Since our memory is not in a specific part of the brain, but essentially the result of all the brain’s work, this kind of training also improves a lot of our cognitive functions, such as the ability to focus, thinking speed, visualization, creativity, and structured thinking.
Memory is like the skeleton key to unlocking all sorts of brain training.
In what other areas of life is your incredible memory retention useful?
The more you train and become conscious of how you use your brain optimally, you start to realize that we use our memory practically all the time; so I use it daily for many things big and small.
I recently gave a speech at an event where there were many CEO’s in attendance. Afterwards many of them came up to talk and wanted to hire me for other events.
When speaking to many potential customers it’s not just their name, but all the stuff they say, that are important to be able to close a deal. And that’s a typical situation where you can’t bring out a pen and paper.
What role does nutrition play in your brain training?
For me it plays a huge role. When I switched to a high-fat, low-carb diet, I was able take my competition scores to a whole new level.
So I basically eat paleo, making sure to add extra fat. Three weeks before competitions I make sure to stay really strict on this regimen.

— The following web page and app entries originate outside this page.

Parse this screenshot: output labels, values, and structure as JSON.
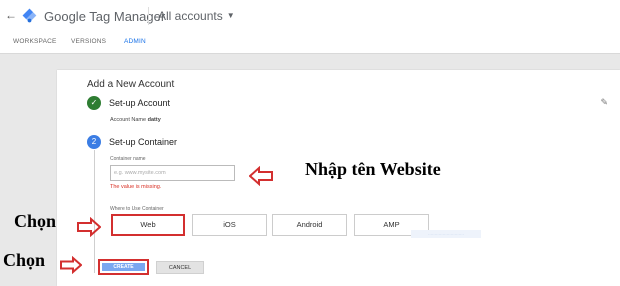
{
  "header": {
    "back_icon": "arrow-left-icon",
    "logo_icon": "tag-manager-logo",
    "app_title": "Google Tag Manager",
    "account_selector": "All accounts",
    "account_caret_icon": "caret-down-icon",
    "caret_glyph": "▼",
    "back_glyph": "←"
  },
  "tabs": [
    {
      "label": "WORKSPACE"
    },
    {
      "label": "VERSIONS"
    },
    {
      "label": "ADMIN"
    }
  ],
  "form": {
    "title": "Add a New Account",
    "edit_icon": "pencil-icon",
    "edit_glyph": "✎",
    "step1": {
      "label": "Set-up Account",
      "status_icon": "check-icon",
      "check_glyph": "✓",
      "account_name_label": "Account Name",
      "account_name_value": "datty"
    },
    "step2": {
      "number": "2",
      "label": "Set-up Container"
    },
    "container_name_label": "Container name",
    "container_name_placeholder": "e.g. www.mysite.com",
    "container_name_value": "",
    "error": "The value is missing.",
    "where_label": "Where to Use Container",
    "options": [
      "Web",
      "iOS",
      "Android",
      "AMP"
    ],
    "selected_option": "Web",
    "faint_text": "………………………",
    "create_label": "CREATE",
    "cancel_label": "CANCEL"
  },
  "annotations": {
    "website_hint": "Nhập tên Website",
    "choose_1": "Chọn",
    "choose_2": "Chọn",
    "arrow_color": "#d32f2f"
  },
  "colors": {
    "accent": "#1a73e8",
    "done": "#2e7d32",
    "step": "#3b7de4",
    "error": "#d93025",
    "highlight": "#d32f2f"
  }
}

Maintaining an even blood sugar is essential for mental stamina. It makes intense focusing possible for really long hours.
In memory competitions, if your focus wanders for just a few seconds, you lose points. For instance, one of our challenges is to memorize the order of a shuffled deck of cards.
I can do that in 79 seconds. But if my focus wanders for just a few seconds I lose time, and thus I lose score.
This is a perfect illustration because your focus is so concretely verifiable in your score. I can track exactly the ups and downs of my concentration. It’s like meditation with measurable results.
Are there certain foods that you find help you perform better? Do you have a nutrition routine before or after memory competitions?
In the mornings I eat a high-fat, low-carb breakfast – usually eggs and bacon, with plenty of butter.
The thing is, I think less about about food. When food is more satisfying you don’t have the carb cravings or hunger pangs, allowing you to focus completely on the task at hand.
How to remember names and faces
Mattias says, “People who think they have a bad memory have just never been taught the right way to memorize.”
- Make an image out of the name
“Instead of Sam, it will be a package of ham, for John, it’s a pair of longjohns. Visualize that image – make it super clear – floating in the air in front of you.”
- Associate the face and image
“See the long johns at the same time as you see their face. Or even put the long johns on him! The important part is to establish a connection in the brain between those two images. Just repeating the sounds is not enough. Images create a bigger gateway to store much more information.”
But aren’t some people more “naturally inclined” to visual or auditory learning? Do you believe some people have inherently better memories ?
There is fantastic cognitive science that proves every person thinks in images. Scientists have measured movements of our eyes.
Yes, we have different personalities, but our brains are ultimately similar in structure.
I work with younger school children, older people, and people in mid-career, and I have yet to discover one who is unable to train like this. The secret is to train our brains to do it consciously. Then, after a while, it becomes automatic.
Mattias says start with a newspaper article:
“Visualize the storyline of what you’re reading like a movie. Train your brain to make the images bigger, more detailed,” he says.
Observe how you retain this information better or can more easily recount the story to a friend later in the day.
How would you encourage someone who has never tried brain training before?
It’s about controlling the process of storing information in the brain. It’s definitely not rocket science – quite the contrary, it’s a lot of fun!
You don’t have to be extra intelligent or anything like that. It’s actually a bit like rediscovering how children play and then doing it in a structured way.
The result is a new skill set to deal with all kinds of information in an optimal way.
Read more on the “learning style myth” here (PDF).